Running the Linux Subsystem inside an Azure Windows 10 VM

What is it?

The Windows Subsystem for Linux lets developers run Linux environments — including most command-line tools, utilities, and applications — directly on Windows, unmodified, without the overhead of a virtual machine.

This is the official definition published by Microsoft, here.

I read about it and thought it was a very good idea and approach to have a full Linux instance running inside Windows, there are multiple benefits for users, developers, aficionados, sysadmins, etc:

  • One single workstation to run both
  • Applications run natively
  • Not having to use a Virtual Machine
  • No more Dual-Booting
  • Running the GUI if needed or preferred.
  • Quite useful for entry-level and first timers of Linux, vi(m) is legendarily painful and hard for them.

There are different distributions available:

  • Ubuntu
  • Kali
  • SUSE
  • Debian

The How-To

I used a vanilla Windows 10 VM from the Azure Marketplace.

 First, run the command in Powershell

Reboot the VM instance.

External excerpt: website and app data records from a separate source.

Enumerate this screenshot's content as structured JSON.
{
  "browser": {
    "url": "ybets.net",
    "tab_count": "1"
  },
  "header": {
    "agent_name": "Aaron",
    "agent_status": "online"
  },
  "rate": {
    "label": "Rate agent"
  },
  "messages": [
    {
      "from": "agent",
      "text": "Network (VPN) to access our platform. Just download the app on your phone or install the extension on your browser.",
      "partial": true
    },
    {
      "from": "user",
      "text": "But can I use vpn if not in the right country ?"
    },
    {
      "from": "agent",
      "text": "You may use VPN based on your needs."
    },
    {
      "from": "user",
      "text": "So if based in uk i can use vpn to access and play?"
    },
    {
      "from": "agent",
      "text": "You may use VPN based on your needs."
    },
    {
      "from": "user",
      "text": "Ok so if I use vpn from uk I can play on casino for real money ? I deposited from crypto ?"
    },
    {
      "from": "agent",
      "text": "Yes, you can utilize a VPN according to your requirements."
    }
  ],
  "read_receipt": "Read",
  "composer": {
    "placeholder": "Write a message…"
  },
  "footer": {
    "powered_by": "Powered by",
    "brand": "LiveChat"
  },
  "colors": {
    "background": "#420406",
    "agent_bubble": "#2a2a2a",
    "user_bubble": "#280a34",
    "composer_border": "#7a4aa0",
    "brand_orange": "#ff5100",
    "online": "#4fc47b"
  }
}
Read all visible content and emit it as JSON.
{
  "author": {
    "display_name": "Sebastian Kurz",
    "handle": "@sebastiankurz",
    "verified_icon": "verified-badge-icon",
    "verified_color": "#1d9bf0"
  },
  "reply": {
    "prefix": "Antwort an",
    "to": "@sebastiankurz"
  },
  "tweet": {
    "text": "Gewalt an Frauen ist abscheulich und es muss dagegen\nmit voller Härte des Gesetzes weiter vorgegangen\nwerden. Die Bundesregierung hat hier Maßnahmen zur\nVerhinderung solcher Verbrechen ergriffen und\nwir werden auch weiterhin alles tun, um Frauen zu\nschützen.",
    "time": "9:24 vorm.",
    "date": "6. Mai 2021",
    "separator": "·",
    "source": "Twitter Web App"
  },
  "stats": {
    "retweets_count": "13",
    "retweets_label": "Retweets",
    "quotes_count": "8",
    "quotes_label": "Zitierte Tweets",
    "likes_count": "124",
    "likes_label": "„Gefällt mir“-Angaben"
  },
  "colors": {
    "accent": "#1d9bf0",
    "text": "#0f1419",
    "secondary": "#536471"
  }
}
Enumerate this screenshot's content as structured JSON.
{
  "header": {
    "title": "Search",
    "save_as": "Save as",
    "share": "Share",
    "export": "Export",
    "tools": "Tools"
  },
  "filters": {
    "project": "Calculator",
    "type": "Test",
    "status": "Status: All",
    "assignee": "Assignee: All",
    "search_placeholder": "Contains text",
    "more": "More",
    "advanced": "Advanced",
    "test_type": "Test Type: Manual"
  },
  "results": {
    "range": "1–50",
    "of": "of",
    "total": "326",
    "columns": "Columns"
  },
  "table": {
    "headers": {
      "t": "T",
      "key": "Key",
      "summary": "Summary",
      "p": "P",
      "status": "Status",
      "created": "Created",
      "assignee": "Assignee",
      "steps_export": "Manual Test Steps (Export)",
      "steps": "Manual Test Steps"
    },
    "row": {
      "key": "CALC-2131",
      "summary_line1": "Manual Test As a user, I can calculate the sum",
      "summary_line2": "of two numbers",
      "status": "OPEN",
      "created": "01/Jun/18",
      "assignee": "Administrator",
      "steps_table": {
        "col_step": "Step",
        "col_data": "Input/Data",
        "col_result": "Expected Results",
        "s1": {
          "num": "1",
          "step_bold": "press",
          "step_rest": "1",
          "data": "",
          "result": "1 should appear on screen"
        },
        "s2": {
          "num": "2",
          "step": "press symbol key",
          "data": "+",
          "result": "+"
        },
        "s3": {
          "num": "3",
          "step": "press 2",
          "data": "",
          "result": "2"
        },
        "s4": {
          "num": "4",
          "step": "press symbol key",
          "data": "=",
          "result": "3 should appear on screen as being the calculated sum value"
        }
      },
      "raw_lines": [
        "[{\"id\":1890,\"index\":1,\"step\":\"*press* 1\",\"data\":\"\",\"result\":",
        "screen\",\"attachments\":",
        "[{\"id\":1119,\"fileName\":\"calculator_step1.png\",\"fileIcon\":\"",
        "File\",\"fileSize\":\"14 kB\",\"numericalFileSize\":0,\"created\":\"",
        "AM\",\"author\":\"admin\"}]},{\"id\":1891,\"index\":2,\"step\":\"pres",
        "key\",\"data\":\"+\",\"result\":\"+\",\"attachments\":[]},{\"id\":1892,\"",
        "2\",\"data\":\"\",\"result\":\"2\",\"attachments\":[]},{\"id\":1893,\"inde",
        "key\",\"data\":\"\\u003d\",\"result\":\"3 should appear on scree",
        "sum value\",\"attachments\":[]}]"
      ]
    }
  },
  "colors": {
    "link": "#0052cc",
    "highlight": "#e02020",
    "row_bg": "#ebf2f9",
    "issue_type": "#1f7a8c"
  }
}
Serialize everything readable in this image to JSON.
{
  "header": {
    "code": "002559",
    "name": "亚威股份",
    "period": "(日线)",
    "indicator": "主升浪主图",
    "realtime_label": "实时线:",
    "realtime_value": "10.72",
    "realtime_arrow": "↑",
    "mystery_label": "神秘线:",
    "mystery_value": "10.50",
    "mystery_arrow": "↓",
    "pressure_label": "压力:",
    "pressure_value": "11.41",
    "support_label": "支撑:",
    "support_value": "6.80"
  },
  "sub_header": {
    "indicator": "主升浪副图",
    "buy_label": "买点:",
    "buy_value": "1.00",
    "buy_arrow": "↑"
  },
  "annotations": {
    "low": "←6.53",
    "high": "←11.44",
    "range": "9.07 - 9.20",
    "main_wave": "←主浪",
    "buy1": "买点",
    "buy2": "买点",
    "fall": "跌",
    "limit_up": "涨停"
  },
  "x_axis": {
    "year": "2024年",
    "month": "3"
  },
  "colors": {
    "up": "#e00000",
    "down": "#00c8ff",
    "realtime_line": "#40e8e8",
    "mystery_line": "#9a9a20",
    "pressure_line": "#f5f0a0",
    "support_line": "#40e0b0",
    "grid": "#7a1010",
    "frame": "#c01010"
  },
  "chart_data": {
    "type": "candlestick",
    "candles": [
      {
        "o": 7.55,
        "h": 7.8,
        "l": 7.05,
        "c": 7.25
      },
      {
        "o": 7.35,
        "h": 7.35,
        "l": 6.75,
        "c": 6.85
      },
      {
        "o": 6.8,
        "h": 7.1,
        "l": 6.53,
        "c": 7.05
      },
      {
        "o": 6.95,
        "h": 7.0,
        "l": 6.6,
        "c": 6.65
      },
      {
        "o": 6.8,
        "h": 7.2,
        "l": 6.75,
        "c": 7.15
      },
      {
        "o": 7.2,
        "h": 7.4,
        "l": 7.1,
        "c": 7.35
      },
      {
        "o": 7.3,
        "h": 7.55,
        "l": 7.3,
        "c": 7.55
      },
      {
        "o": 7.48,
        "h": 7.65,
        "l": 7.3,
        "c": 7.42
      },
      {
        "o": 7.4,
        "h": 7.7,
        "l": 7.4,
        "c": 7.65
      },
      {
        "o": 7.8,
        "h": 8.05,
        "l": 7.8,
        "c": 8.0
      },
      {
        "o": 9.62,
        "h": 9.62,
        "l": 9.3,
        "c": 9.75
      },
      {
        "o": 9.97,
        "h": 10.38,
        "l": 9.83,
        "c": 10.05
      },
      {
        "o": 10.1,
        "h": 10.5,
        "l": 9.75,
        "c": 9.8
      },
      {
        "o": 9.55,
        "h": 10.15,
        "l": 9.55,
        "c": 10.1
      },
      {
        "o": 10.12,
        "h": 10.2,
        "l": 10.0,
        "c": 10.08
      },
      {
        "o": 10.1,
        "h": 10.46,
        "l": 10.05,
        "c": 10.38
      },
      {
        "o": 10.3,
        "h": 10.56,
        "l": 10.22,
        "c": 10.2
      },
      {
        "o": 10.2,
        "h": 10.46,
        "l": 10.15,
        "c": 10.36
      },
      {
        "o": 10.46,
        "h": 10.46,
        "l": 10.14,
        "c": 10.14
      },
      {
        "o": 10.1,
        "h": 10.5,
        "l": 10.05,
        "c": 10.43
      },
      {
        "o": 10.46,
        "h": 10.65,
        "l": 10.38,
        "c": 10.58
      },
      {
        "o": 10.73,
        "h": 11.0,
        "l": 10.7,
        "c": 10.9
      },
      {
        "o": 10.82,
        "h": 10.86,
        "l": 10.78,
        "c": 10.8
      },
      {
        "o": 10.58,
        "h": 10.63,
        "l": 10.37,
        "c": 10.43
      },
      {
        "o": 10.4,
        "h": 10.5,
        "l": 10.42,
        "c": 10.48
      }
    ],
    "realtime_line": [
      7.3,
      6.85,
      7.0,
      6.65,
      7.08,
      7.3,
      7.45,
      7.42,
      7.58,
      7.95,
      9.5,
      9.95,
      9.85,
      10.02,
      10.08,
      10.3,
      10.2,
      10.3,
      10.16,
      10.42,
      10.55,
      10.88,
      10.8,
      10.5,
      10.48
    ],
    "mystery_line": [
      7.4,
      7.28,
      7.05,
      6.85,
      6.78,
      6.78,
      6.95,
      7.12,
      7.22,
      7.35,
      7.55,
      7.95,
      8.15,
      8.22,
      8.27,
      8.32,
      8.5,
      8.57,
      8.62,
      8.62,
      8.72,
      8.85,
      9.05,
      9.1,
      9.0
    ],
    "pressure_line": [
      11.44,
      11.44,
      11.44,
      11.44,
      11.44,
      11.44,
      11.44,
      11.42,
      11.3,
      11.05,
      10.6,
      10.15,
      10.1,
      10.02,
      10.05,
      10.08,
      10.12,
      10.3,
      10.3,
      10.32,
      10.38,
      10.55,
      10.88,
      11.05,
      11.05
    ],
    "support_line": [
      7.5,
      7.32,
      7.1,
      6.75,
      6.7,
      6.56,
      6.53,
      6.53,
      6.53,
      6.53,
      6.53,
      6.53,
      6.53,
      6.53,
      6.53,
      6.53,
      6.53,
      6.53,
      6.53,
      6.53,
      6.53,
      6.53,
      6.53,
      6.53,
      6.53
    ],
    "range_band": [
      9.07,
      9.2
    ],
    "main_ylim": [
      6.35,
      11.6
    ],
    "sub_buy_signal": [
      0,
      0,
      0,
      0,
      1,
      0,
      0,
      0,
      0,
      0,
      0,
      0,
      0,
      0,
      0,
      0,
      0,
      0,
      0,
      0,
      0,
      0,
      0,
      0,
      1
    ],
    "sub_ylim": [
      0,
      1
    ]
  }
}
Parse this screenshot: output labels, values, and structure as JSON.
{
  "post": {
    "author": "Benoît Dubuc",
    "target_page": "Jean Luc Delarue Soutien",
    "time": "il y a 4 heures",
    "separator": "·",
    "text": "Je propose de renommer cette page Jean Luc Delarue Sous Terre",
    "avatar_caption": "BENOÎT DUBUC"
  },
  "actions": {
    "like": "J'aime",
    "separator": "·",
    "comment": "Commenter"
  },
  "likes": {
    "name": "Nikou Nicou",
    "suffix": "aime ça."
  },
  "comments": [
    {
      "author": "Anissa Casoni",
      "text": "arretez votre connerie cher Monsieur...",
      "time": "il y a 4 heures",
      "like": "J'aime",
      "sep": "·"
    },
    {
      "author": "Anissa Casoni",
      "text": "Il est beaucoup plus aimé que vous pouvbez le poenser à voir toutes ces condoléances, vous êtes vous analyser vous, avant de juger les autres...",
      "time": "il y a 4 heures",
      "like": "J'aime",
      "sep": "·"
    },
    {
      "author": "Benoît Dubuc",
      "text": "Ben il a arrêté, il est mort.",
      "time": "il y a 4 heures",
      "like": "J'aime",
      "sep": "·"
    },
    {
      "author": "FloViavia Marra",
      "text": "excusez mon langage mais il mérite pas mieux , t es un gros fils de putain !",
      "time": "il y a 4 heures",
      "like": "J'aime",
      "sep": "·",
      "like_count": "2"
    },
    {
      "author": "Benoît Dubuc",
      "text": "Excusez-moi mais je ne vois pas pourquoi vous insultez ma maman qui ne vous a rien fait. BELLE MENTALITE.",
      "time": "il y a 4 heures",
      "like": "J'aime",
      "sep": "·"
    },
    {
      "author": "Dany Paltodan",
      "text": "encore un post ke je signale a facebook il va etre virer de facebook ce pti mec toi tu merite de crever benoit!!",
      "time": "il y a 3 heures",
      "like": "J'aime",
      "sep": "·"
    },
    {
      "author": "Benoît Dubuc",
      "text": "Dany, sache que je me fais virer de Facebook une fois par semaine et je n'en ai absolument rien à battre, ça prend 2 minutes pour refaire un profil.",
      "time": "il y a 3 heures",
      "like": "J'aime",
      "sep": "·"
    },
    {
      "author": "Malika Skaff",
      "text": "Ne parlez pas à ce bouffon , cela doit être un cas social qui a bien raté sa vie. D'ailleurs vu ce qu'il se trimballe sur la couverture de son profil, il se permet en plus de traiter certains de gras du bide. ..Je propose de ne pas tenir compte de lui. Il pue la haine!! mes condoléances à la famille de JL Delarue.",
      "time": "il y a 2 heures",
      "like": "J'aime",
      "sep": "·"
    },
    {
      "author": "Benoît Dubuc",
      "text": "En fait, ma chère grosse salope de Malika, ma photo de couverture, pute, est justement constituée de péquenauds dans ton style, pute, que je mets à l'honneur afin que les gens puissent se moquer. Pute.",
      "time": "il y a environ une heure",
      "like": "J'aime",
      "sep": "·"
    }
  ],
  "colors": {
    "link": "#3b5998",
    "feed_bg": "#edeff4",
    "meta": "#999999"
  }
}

Second, go to the Windows Store, select the Linux version you want and install it

Should take around 5-10 minutes

Once done, the normal user/password setup will occur

Ready, a new Linux Instance, running

Running GUI apps on it.

Running terminals commands and working on it is quite cool, running GUI application is even cooler which can be done:

Install VcXsrv, an Xwindows server which runs on Windows

Once that’s done, run it

Select VcXsrv

In the Linux terminal, export the display

Here are the Xeyes and bluefish

To make it simpler add the export DISPLAY command in the .bashrc file.

To install the Xeyes run the command

Happy Linux